Winning “Q and A” Sessions
A winning Question and Answer session stimulates audience participation and gives you an opportunity to reinforce your message. It also gives you valuable information about your audience and allows you to clarify points they may have missed.
Your responsibility to the audience continues throughout the Q & A session. Regard the Q & A with the same seriousness of purpose as the earlier part of the presentation.
- Do not announce at the beginning that there will be a Q & A session. Allow ten or fifteen minutes for the Q & A.
- During the Q & A, the listeners will identify with the questioners in the audience, so treat all questions with sincerity and respect.
- Accept questions that relate to facts or content. These may be questions that are of a defining or clarifying nature.
- Be cautious about opinion questions. These are questions whose answers are subjective and debatable. You don’t want audience member to witness another audience member speculating or arguing with you. Opinion questions can lead to battles between you and the questioner; you might embarrass them, become embarrassed yourself, or otherwise lose audience rapport. Try to make each audience member “right”; say briefly that the answer to that question has been debated by experts, and quickly move on to the next questioner.
- As part of your rehearsal, anticipate possible questions (silly, difficult, long-winded, etc.). Be prepared to answer questions you would never want to hear!
- Listen carefully to each question, looking directly at the questioner and nodding your head a bit. Allow the questioner to finish before answering.
- Restate or paraphrase the question. This clarifies the question in your mind, gives you time to think before you answer, and ensures that the whole audience hears and understands the question. Check with the questioner to make sure of the information requested.
- Share your answer with the whole audience. While answering, make eye contact with everyone, instead of directing your comments to the questioner.
- Thank people for their questions, especially low-voiced questioners.
- Limit your answers to about 30 seconds and no more than one minute in the case of more complex answers. Keep your answers concise and to the point, and encourage questions.
- Refer to the central theme or main points of the presentation as you answer. Avoid one-word answers and yes/no answers. Elaborate and restate your objectives.
- If you don’t understand a question, be gentle. Don’t say, “I don’t understand you”. Find a delicate way to get clarity on the question.
- If you have trouble hearing the question, do not ask the questioner to speak more loudly. Move closer to the speaker if possible, or find another way to hear.
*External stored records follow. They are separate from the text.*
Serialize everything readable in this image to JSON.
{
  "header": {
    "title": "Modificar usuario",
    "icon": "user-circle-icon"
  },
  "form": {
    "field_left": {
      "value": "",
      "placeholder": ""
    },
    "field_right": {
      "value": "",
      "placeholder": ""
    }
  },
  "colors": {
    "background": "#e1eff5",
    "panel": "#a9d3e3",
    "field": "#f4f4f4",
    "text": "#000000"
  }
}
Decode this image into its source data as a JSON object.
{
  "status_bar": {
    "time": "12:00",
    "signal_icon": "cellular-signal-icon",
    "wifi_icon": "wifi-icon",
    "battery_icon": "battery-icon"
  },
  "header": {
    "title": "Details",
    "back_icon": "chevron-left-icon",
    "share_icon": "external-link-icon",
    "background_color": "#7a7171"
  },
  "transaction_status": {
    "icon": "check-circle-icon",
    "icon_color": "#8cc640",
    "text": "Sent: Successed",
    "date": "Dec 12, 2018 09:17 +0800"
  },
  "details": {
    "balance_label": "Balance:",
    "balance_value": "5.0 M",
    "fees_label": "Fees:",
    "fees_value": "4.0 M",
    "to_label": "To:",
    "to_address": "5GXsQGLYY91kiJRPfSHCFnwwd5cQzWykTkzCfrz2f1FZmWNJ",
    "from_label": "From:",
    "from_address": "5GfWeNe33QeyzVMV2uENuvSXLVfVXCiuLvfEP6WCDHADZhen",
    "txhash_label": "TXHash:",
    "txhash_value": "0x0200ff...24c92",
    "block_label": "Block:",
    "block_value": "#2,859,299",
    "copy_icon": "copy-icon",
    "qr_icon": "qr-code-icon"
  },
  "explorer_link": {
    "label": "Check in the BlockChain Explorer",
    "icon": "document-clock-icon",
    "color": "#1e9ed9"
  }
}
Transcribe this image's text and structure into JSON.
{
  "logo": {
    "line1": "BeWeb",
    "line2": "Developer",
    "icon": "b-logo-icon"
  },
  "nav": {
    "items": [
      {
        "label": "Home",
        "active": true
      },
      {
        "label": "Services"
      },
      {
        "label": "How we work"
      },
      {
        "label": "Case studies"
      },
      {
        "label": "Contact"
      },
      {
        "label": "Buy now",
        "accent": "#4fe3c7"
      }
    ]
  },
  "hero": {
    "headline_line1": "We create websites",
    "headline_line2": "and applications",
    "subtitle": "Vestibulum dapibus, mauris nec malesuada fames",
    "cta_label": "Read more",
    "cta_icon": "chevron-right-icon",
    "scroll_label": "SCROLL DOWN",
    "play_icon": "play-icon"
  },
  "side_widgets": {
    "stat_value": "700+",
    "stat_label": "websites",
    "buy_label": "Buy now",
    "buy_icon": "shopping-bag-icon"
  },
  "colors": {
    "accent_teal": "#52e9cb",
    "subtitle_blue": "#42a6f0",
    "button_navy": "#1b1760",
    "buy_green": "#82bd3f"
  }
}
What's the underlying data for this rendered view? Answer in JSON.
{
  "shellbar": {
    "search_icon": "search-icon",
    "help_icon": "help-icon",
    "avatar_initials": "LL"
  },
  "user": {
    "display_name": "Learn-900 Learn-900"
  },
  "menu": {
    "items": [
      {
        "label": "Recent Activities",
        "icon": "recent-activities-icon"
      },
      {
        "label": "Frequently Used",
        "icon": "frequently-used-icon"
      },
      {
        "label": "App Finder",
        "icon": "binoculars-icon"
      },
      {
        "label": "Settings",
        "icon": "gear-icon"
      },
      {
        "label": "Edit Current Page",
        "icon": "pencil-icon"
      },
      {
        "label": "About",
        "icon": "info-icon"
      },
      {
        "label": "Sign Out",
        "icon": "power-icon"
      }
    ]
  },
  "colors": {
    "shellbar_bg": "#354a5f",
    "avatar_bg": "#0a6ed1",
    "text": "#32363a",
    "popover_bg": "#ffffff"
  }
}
- Maintain control: Never put a question “up for grabs” to the audience; never ask the listeners what they think about a question/answer. You will risk losing your audience if you do.
- When you don’t know the answer, say, “I don’t know”. Trying to bluff your way through or “winging” the answer can be dangerous for the speaker. Say “I really don’t have that information with me, but I will be happy to get it for you later.” Then move on to the next question.
- Compliment the question occasionally. The key word is “occasionally”. If someone raises a particularly good point or asks a good question, say so. This tells your audience that the Q & A session is non-threatening and that you value their participation. When they feel good about themselves, people will tend to accept your answers more. (Never ridicule a question!)
- When you hear a question that you hate being asked: Smile at the audience and say, “I’m glad you asked that question.” Be bright and confident as you answer.
After your Q & A, give the conclusion of your talk (only a few sentences) and say “Thank you very much.”
Follow these guidelines, and you will find that your Q & A sessions will deepen the experience for your audience and help enhance your credibility.
Copyright © 2013-2015 Maria Guida
Maria Guida is an executive speaking coach/trainer, professional speaker, and Broadway actress. With her experience on stage, TV and film (working with Paul Newman, James Earl Jones, and Kevin Kline), she helps savvy executives in all industries enhance their credibility and generate business by speaking with poise, passion, and persuasive power. Delighted clients include American Express, JPMorgan Chase, and Johnson & Johnson. Maria travels extensively to deliver interactive and entertaining keynotes and workshops. She can be reached at 718-884-2282 and email@example.com; or visit www.successfulspeakerinc.com.